“At the beginning planning of this car we set two targets – one is [matching] competitor diesel engines in terms of CO2, and second target is power, performance – the intermediate [in-gear] acceleration, not 0-100.

“Max performance if compared to diesels such as 320i … max torque is not so comparable but intermediate acceleration is very good because the pick up of the [electric] motor is very smooth, very quick when compared with a diesel engine.

2013 Lexus IS 300h Luxury instruments

“The issue is max performance if compared to diesels such as 320d – is little bit worse than competitors’ engines, and in Europe there are many criticisms for this IS300h for max power and torque. Diesel has more punch in drive feeling.

“So it is a compromise between consumption/emissions and performance. So we carefully watch the reaction in Europe and also Australia to the hybrid to see if we can compete with diesel competitors or not.”

Lexus continues to develop a new four-cylinder turbocharged petrol engine.

It’s set to make its debut in a new compact Lexus SUV due to debut later in 2013. The downsized engine is expected to eventually replace the 2.5-litre V6 in the IS, though it’s unlikely to happen until the new generation’s mid-life facelift in a few years’ time.


  • KiddingMe

    Seems rare that an engineer would talk facts instead of talking garbage. Seems pretty honest about where the 300h is at.

    I personally dislike diesel and would be more inclined to go a Hybrid.
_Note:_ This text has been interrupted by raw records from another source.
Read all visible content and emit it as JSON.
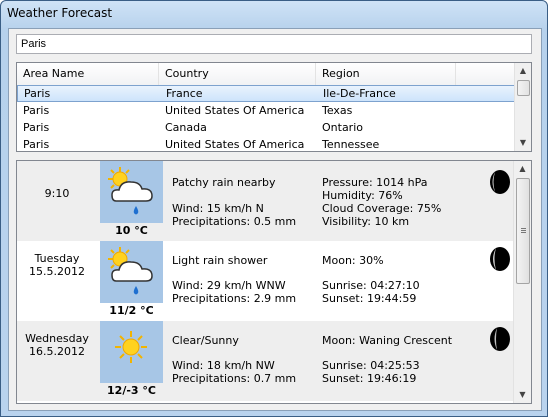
{
  "window": {
    "title": "Weather Forecast"
  },
  "search": {
    "value": "Paris"
  },
  "grid": {
    "columns": [
      "Area Name",
      "Country",
      "Region"
    ],
    "rows": [
      {
        "area": "Paris",
        "country": "France",
        "region": "Ile-De-France",
        "selected": true
      },
      {
        "area": "Paris",
        "country": "United States Of America",
        "region": "Texas"
      },
      {
        "area": "Paris",
        "country": "Canada",
        "region": "Ontario"
      },
      {
        "area": "Paris",
        "country": "United States Of America",
        "region": "Tennessee"
      }
    ]
  },
  "forecast": [
    {
      "time": "9:10",
      "temp": "10 °C",
      "icon": "patchy-rain-icon",
      "condition": "Patchy rain nearby",
      "wind": "Wind: 15 km/h N",
      "precip": "Precipitations: 0.5 mm",
      "info1": "Pressure: 1014 hPa",
      "info2": "Humidity: 76%",
      "info3": "Cloud Coverage: 75%",
      "info4": "Visibility: 10 km"
    },
    {
      "day": "Tuesday",
      "date": "15.5.2012",
      "temp": "11/2 °C",
      "icon": "light-rain-shower-icon",
      "condition": "Light rain shower",
      "wind": "Wind: 29 km/h WNW",
      "precip": "Precipitations: 2.9 mm",
      "moon": "Moon: 30%",
      "sunrise": "Sunrise: 04:27:10",
      "sunset": "Sunset: 19:44:59"
    },
    {
      "day": "Wednesday",
      "date": "16.5.2012",
      "temp": "12/-3 °C",
      "icon": "sunny-icon",
      "condition": "Clear/Sunny",
      "wind": "Wind: 18 km/h NW",
      "precip": "Precipitations: 0.7 mm",
      "moon": "Moon: Waning Crescent",
      "sunrise": "Sunrise: 04:25:53",
      "sunset": "Sunset: 19:46:19"
    }
  ]
}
    • Ivn

      I agree. Great to hear non-BS from the chief engineer.

  • ABCDEFG

    I prefer a hybrid than a diesel.

    But this IS 300h is a fail because there’s no spare tyre and it uses run flat tyres. Four problems I could think of with these tyres;

    1) No spare tyre = No confidence when going out into the country

    2) Usually don’t handle as good

    3) Very limited tyre choice. Most of the tyre joints don’t stock run flats, let alone that model of run flat tyre for this car

    4) Cost a small fortune to replace these tyres

    I have saved up some $$ to get the upcoming IS300h. But I am looking else where now.

    • Subeylover

      Totally agree with your tyres comment – I recently purchased a Kluger over a Tribeca just because the Kluger had a proper spare – need confidence to tour our big country. As a lifelong Subaru driver, it was really difficult but it lost Subaru a sale.

  • F1orce

    Fair enough.

    Though I guess in Australia IS250 will continue to be the most popular model followed by IS350.

  • JooberJCW

    Hmm, nice facts, but isn’t one of their biggest mrket th USA and that country has poor quality diesel and a strict restrictions on diesel pollution?

    I could be wrong…

  • Zaccy16

    the only reason i wouldn’t pick this is300 h is its CVT transmission, it would be great with a 6 speed auto!